But how does the GOP span the 21-seat gap from these 41 seats and get to 62? It’s easier than you might think. First, two races — TN-6 and LA-3 — are assuredly going to the GOP, and Silver and I are in agreement there. (43) There are 12 races in which the GOP has about a 50/50 shot to takeover and where Silver and I agree on their rough probabilities; we’ll assume conservatively that the GOP takes half of those. (49) Then we have the seats where Silver thinks I’m over-estimating the likelihood of a GOP takeover; using Silver’s own numbers, we can expect to win 5 of those 16 seats. (54)
That leaves 8 seats to reach my prediction. Using my own numbers for the remaining 50 races I think are competitive but which Silver is generally less impressed by, we find another 9 seats based on the odds, bringing us to 63 total. Factor in the macro effects of a wave election while acknowledging two or three GOP losses, and a GOP take well into the 60s is well within the realm of possibility. As my prediction suggests, that outcome seems likely to me.
A lot can still happen in the next few days, but I’m guessing that if there’s movement, it will be in the GOP’s direction.
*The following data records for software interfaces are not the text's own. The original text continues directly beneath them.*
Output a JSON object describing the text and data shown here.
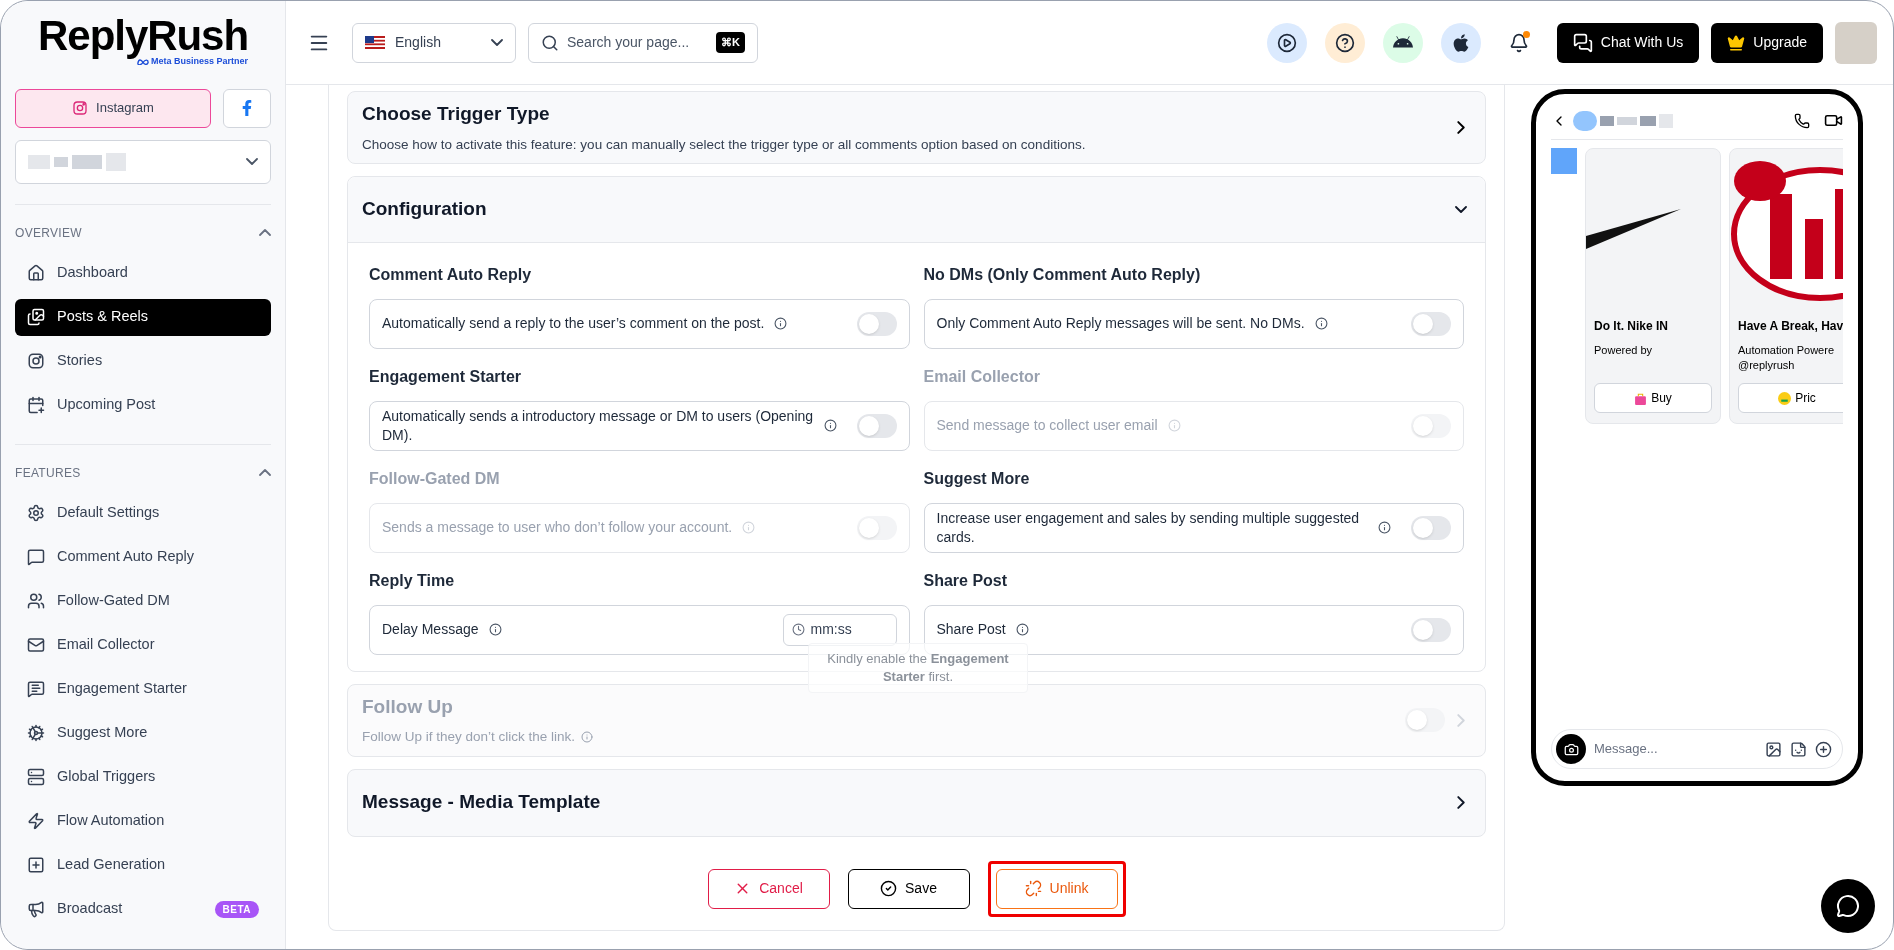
{
  "sidebar": {
    "logo": {
      "name": "ReplyRush",
      "tagline": "Meta Business Partner"
    },
    "platforms": [
      {
        "kind": "instagram",
        "label": "Instagram",
        "selected": true
      },
      {
        "kind": "facebook",
        "selected": false
      }
    ],
    "sections": [
      {
        "title": "OVERVIEW",
        "expanded": true,
        "items": [
          {
            "label": "Dashboard",
            "selected": false
          },
          {
            "label": "Posts & Reels",
            "selected": true
          },
          {
            "label": "Stories",
            "selected": false
          },
          {
            "label": "Upcoming Post",
            "selected": false
          }
        ]
      },
      {
        "title": "FEATURES",
        "expanded": true,
        "items": [
          {
            "label": "Default Settings",
            "selected": false
          },
          {
            "label": "Comment Auto Reply",
            "selected": false
          },
          {
            "label": "Follow-Gated DM",
            "selected": false
          },
          {
            "label": "Email Collector",
            "selected": false
          },
          {
            "label": "Engagement Starter",
            "selected": false
          },
          {
            "label": "Suggest More",
            "selected": false
          },
          {
            "label": "Global Triggers",
            "selected": false
          },
          {
            "label": "Flow Automation",
            "selected": false
          },
          {
            "label": "Lead Generation",
            "selected": false
          },
          {
            "label": "Broadcast",
            "selected": false,
            "badge": "BETA"
          }
        ]
      }
    ]
  },
  "topbar": {
    "language": "English",
    "search": {
      "placeholder": "Search your page...",
      "shortcut": "⌘K"
    },
    "notification_dot": true,
    "buttons": [
      "Chat With Us",
      "Upgrade"
    ]
  },
  "trigger": {
    "title": "Choose Trigger Type",
    "description": "Choose how to activate this feature: you can manually select the trigger type or all comments option based on conditions.",
    "expanded": false
  },
  "configuration": {
    "title": "Configuration",
    "expanded": true,
    "settings": [
      {
        "kind": "toggle",
        "title": "Comment Auto Reply",
        "description": "Automatically send a reply to the user’s comment on the post.",
        "disabled": false,
        "on": false
      },
      {
        "kind": "toggle",
        "title": "No DMs (Only Comment Auto Reply)",
        "description": "Only Comment Auto Reply messages will be sent. No DMs.",
        "disabled": false,
        "on": false
      },
      {
        "kind": "toggle",
        "title": "Engagement Starter",
        "description": "Automatically sends a introductory message or DM to users (Opening DM).",
        "disabled": false,
        "on": false
      },
      {
        "kind": "toggle",
        "title": "Email Collector",
        "description": "Send message to collect user email",
        "disabled": true,
        "on": false
      },
      {
        "kind": "toggle",
        "title": "Follow-Gated DM",
        "description": "Sends a message to user who don’t follow your account.",
        "disabled": true,
        "on": false
      },
      {
        "kind": "toggle",
        "title": "Suggest More",
        "description": "Increase user engagement and sales by sending multiple suggested cards.",
        "disabled": false,
        "on": false
      },
      {
        "kind": "time",
        "title": "Reply Time",
        "description": "Delay Message",
        "disabled": false,
        "placeholder": "mm:ss"
      },
      {
        "kind": "toggle",
        "title": "Share Post",
        "description": "Share Post",
        "disabled": false,
        "on": false
      }
    ],
    "tooltip": "Kindly enable the **Engagement Starter** first."
  },
  "follow_up": {
    "title": "Follow Up",
    "description": "Follow Up if they don’t click the link.",
    "disabled": true,
    "on": false
  },
  "media_template": {
    "title": "Message - Media Template",
    "expanded": false
  },
  "actions": [
    {
      "kind": "cancel",
      "label": "Cancel",
      "highlighted": false
    },
    {
      "kind": "save",
      "label": "Save",
      "highlighted": false
    },
    {
      "kind": "unlink",
      "label": "Unlink",
      "highlighted": true
    }
  ],
  "phone": {
    "cards": [
      {
        "kind": "swoosh",
        "title": "Do It. Nike IN",
        "text": "Powered by",
        "button": "Buy"
      },
      {
        "kind": "candy",
        "title": "Have A Break, Hav",
        "text": "Automation Powere\n@replyrush",
        "button": "Pric"
      }
    ],
    "placeholder": "Message..."
  }
}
When looking at early voter turnout and the fact that the House situation looks so solid, I wouldn’t be surprised if a few strong performances at the House level put a GOP Senate candidate or two over the top in a state where they weren’t favored. Doesn’t mean it’ll be a Senate majority, but it should be close.
All in all, though, it’s going to be an excellent year to be a Republican.